Woodworking teachers faced a challenge that might sound familiar to many career and technical education (CTE) teachers: how to make it work while distance learning. The answer: with strong support from industry. The Society of Wood Manufacturing (SWM) and its members donated materials, supplies and funding to benefit CTE students in California. SWM reallocated budget and resources to help as many teachers and students as possible. They identified three specific areas for support:
- Procuring wood materials for students
- Securing tools and supplies for students
- Assisting teachers to prepare materials and toolkits
Woodworking industry answered the call to support CTE in California.
SWM, a chapter of the Association of Woodworking & Furnishing Suppliers (AWFS), requested donations of materials and supplies from AWFS member companies. Industry responded quickly and generously. In total, SWM collected and distributed about $60,000 in donated wood materials and supplies from the woodworking industry. In addition, SWM awarded 19 $500 grants to California woodworking teachers to use towards distance learning supplies.
AWFS member company Royal Plywood of Cerritos, California, contributed more than $50,000 in materials. Donations arrived on two flatbed trucks; they included laminated panels and multiple species of hardwood. They also shipped materials from Roseburg Forest Products in Oregon. “We are thrilled that we could help out the local high school students by donating some of the materials we have in stock,” said Dave Golling, vice president of business development at Royal Plywood. We think this is a great program and will make a real difference for the woodworking teachers and students.”
SWM offered hands-on support for career and technical educators.
Saúl Martín, president of SWM and vice president of manufacturing at Architectural Woodworking Company (AWC), volunteered to cut and distribute wood materials for the teachers. He worked with several different instructors to help develop and send home woodworking kits for students. He then cut more than 20,000 pieces of poplar for students to use. Martín opened AWC to the teachers on three separate Saturdays to let them load as much free wood as they could take.
“SWM wanted to do something that would impact as many woodworking students as possible,” said Martín. “The teachers really needed some help from industry to boost their woodworking programs.”
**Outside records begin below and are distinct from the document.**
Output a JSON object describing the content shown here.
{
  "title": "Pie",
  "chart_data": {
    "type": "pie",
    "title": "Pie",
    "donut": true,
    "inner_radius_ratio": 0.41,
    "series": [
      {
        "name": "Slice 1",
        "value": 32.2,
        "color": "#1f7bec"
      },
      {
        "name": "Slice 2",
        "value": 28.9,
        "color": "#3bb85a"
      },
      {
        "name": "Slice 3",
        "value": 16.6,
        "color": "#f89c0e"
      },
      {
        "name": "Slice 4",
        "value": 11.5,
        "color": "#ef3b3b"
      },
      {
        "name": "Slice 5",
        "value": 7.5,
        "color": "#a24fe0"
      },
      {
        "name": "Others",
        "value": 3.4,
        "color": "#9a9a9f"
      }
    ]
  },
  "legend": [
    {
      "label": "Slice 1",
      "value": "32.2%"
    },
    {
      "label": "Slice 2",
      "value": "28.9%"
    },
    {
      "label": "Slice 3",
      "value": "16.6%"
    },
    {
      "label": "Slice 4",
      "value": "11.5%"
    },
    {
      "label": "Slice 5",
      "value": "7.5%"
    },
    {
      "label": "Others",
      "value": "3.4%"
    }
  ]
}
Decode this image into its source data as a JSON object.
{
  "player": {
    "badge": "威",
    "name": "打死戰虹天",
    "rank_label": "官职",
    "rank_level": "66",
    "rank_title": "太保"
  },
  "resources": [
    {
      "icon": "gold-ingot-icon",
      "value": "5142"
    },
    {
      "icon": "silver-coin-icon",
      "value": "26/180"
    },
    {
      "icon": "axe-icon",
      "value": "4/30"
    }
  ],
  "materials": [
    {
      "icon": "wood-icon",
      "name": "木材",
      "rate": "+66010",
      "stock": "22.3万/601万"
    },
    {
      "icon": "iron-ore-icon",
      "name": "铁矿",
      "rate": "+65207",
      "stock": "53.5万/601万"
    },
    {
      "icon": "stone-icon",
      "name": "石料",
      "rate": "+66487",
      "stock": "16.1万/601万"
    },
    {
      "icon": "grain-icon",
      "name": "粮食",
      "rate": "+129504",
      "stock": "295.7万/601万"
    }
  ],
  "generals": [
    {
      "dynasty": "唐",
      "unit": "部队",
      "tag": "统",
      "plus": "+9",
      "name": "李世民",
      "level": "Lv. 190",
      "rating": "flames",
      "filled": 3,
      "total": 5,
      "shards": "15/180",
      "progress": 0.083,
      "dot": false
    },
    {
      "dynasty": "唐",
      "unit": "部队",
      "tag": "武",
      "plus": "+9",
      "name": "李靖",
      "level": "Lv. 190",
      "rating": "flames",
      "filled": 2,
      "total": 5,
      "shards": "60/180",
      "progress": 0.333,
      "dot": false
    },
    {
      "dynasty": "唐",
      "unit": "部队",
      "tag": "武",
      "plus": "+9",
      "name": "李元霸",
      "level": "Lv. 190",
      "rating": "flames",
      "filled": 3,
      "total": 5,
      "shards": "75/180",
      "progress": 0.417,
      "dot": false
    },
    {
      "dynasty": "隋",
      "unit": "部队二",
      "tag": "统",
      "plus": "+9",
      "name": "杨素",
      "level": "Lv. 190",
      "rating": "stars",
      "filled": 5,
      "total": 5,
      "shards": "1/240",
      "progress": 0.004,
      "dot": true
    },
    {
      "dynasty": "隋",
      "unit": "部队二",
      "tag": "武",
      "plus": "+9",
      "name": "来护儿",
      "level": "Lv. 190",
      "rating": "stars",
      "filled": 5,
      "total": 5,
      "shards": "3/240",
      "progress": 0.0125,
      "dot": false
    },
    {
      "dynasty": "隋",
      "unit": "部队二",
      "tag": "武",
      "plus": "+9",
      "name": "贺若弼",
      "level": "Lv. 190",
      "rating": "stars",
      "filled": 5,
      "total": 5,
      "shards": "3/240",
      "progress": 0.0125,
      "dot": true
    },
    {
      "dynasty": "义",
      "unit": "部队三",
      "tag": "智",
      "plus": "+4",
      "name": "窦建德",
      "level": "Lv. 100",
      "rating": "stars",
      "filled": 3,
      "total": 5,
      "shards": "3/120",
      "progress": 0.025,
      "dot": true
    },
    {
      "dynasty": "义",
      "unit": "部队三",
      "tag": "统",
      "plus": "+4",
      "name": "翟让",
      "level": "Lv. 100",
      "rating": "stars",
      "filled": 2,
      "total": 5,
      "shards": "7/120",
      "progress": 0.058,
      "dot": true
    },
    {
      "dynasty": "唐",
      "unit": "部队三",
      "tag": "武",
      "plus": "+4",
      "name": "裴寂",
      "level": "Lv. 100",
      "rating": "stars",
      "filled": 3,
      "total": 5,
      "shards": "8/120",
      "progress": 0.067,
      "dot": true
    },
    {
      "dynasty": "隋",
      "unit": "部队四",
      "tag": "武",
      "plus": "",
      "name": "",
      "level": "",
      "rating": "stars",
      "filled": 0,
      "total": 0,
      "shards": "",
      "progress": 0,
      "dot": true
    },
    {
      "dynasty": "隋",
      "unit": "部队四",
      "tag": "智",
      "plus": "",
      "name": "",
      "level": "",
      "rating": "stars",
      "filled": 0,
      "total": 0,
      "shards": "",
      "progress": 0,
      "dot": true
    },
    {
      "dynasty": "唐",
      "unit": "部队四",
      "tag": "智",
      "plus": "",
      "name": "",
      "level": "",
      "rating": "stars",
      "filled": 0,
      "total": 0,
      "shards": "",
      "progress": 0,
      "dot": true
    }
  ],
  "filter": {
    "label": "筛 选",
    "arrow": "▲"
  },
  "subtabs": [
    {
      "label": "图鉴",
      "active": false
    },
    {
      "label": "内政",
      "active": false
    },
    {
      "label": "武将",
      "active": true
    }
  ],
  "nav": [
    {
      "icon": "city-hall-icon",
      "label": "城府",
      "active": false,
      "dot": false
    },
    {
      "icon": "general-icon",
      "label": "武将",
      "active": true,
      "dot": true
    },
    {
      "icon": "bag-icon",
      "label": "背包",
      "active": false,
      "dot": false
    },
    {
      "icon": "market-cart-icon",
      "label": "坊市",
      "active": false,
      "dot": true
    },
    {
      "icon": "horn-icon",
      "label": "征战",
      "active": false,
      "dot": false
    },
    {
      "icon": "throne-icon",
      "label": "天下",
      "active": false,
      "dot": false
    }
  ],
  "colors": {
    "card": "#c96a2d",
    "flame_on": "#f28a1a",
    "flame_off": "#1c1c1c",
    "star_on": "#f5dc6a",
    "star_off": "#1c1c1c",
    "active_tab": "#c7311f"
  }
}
The Association of Woodworking & Furnishings Suppliers (AWFS), founded in 1911, is a nonprofit organization that wholly owns and produces the biennial AWFS Fair. The largest trade association serving the entire home and commercial furnishings industry, AWFS has more than 400 members, including manufacturers and distributors of machinery, hardware, software, tooling, lumber, components, wood products and supplies for the woodworking industry including cabinet, furniture, millwork and custom woodworking products.